* [AIM OF THE EXERCISE]: The expected output is the full data, repeated exactly, without pictures.

++++ DATA EXTRACTS ++++

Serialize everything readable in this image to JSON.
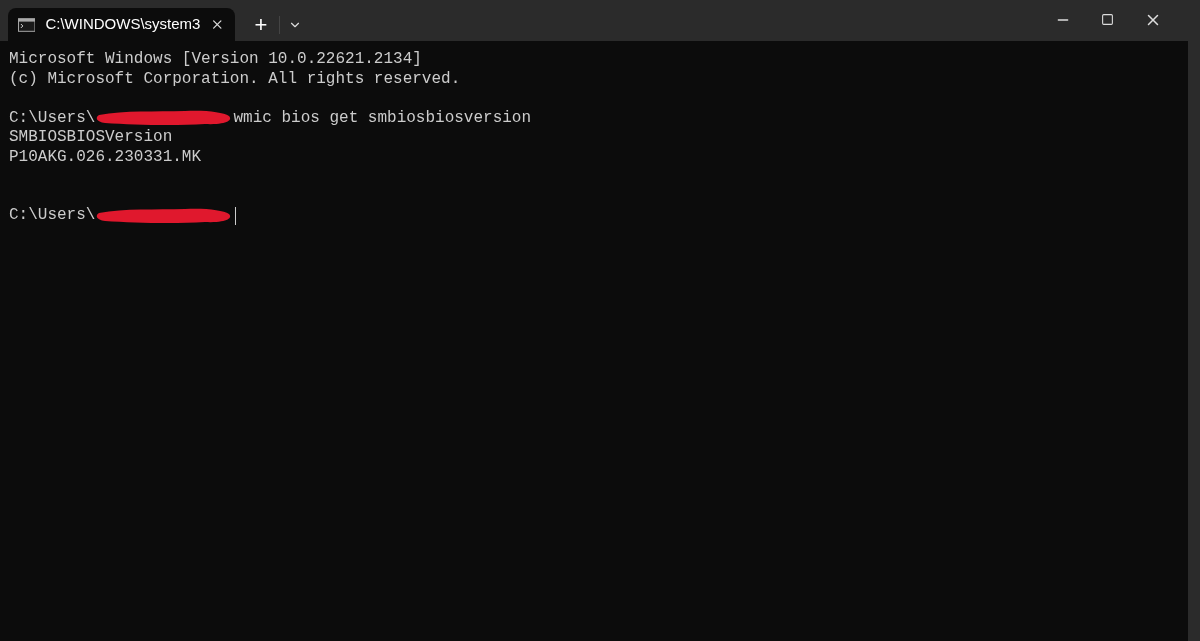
{
  "tabs": [
    {
      "title": "C:\\WINDOWS\\system3",
      "selected": true
    }
  ],
  "new_tab": "+",
  "lines": [
    {
      "kind": "text",
      "text": "Microsoft Windows [Version 10.0.22621.2134]"
    },
    {
      "kind": "text",
      "text": "(c) Microsoft Corporation. All rights reserved."
    },
    {
      "kind": "blank"
    },
    {
      "kind": "prompt",
      "prefix": "C:\\Users\\",
      "suffix": "wmic bios get smbiosbiosversion",
      "cursor": false
    },
    {
      "kind": "text",
      "text": "SMBIOSBIOSVersion"
    },
    {
      "kind": "text",
      "text": "P10AKG.026.230331.MK"
    },
    {
      "kind": "blank"
    },
    {
      "kind": "blank"
    },
    {
      "kind": "prompt",
      "prefix": "C:\\Users\\",
      "cursor": true
    }
  ]
}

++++

* [TASK OUTPUT]:
Serialize everything readable in this image to JSON.
{
  "tabs": [
    {
      "title": "C:\\WINDOWS\\system3",
      "selected": true
    }
  ],
  "new_tab": "+",
  "lines": [
    {
      "kind": "text",
      "text": "Microsoft Windows [Version 10.0.22621.2134]"
    },
    {
      "kind": "text",
      "text": "(c) Microsoft Corporation. All rights reserved."
    },
    {
      "kind": "blank"
    },
    {
      "kind": "prompt",
      "prefix": "C:\\Users\\",
      "suffix": "wmic bios get smbiosbiosversion",
      "cursor": false
    },
    {
      "kind": "text",
      "text": "SMBIOSBIOSVersion"
    },
    {
      "kind": "text",
      "text": "P10AKG.026.230331.MK"
    },
    {
      "kind": "blank"
    },
    {
      "kind": "blank"
    },
    {
      "kind": "prompt",
      "prefix": "C:\\Users\\",
      "cursor": true
    }
  ]
}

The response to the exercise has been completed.